Lady Bird Strickland was an American painter of African, Cherokee and Irish heritage, whose work primarily depicts the African-American experience, focusing on aspects of life from slavery and the civil rights movement to entertainment and culture to President Barack Obama’s inauguration. She is the mother of the fashion model Pat Cleveland.
Early life and work
Strickland was born into poverty in Cornelia, Georgia, to a black mother and an Irish-Scottish and Cherokee father. Her mother ran a restaurant from their home called Sally’s Tea Room, which became a popular spot in the area. However, her family was still poor. She started to draw at an early age, using striped paper from tablets because she did not have access to art paper. As an African American girl in a deeply segregated part of Georgia, she was not encouraged to express herself.
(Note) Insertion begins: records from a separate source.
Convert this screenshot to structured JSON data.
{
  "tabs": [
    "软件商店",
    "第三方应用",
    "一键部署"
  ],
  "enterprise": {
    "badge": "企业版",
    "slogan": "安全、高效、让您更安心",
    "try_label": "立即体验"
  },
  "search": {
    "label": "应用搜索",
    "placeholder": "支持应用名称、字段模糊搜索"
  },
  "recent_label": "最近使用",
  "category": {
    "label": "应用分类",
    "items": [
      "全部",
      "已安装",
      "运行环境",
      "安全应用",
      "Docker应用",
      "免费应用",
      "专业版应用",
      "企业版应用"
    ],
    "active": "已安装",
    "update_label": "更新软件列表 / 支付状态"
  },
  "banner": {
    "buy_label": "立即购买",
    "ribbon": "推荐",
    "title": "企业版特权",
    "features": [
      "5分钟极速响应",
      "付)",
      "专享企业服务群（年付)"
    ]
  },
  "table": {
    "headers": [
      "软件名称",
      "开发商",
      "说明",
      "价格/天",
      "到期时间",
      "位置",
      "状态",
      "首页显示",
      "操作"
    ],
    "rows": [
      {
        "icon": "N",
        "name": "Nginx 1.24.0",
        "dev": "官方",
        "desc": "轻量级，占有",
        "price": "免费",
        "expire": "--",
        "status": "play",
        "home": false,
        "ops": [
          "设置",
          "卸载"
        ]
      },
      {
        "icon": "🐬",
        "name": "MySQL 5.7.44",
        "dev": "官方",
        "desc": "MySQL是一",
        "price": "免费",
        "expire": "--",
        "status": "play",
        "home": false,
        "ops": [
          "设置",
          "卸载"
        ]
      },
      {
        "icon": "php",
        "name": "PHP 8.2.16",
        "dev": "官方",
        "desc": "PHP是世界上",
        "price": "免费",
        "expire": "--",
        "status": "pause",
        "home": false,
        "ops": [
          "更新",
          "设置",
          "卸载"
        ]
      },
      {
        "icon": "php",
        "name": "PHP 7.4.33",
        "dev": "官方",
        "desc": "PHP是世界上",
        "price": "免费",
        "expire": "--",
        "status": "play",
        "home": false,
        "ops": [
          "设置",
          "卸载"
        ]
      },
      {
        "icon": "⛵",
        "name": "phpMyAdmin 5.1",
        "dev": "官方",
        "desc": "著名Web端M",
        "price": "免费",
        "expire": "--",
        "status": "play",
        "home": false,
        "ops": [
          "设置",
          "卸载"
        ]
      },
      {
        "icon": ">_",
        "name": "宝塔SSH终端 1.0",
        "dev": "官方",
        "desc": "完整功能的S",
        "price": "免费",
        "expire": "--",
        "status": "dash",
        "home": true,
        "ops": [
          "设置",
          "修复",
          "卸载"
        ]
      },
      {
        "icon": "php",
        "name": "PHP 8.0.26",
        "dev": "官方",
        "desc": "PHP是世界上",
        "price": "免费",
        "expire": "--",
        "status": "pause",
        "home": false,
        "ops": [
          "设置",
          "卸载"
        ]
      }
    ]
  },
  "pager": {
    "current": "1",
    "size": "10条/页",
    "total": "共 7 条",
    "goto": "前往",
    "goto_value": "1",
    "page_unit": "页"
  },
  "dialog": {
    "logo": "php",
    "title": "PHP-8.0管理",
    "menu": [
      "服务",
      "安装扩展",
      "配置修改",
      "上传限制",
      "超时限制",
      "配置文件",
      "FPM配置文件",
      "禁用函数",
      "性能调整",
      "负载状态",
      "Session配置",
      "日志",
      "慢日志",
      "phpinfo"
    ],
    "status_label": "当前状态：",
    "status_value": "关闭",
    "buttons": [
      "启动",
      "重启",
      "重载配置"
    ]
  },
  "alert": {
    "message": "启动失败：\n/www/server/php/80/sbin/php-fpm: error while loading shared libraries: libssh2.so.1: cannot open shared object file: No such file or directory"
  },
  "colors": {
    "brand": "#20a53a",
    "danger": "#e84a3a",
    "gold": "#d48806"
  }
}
She was reprimanded by her teachers when she was caught drawing in school, swatting her with a hickory stick.
In 1940, at age 13, Lady Bird moved alone to Harlem in New York to help her sister take care of her five children. Becoming the sole breadwinner for her sister’s family, she began work in a zipper factory. She started attending Wadleigh High School for Girls in Harlem, where her artistic talents were recognized and encouraged by her teachers. Her oil painting of a bent-over laundress entitled “The tired woman” was entered into the R. H. Macy’s Scholastic Achievements contest by one of her teachers and subsequently won Strickland a scholarship to Pratt Institute, where she was the only female in her soldering class.
During World War II, Strickland dropped out of school to find work. Producing paintings to sell, she was noticed by various art critics.
Her paintings of the 1940s would reflect scenes of the Harlem nightlife featuring figures such as Josephine Baker, Duke Ellington, Marian Anderson, Eartha Kitt, Miles Davis and Billy Eckstein. She has been photographed by Carl van Vechten, and has done catalogs for Elsa Peretti the jewelry designer for Tiffany’s.
Later in life, she continued to paint works that reflected social consciousness. Settling in Willingboro, New Jersey, she continued her mission “to paint black history from the heart,” and created a number of works featuring significant figures in African American history including Sojourner Truth, Frederick Douglass, W.E.B. DuBois, Jesse Owens, Medgar Evers, and Shirley Chisholm. Her later works also include paintings of former President Barack Obama’s election victory.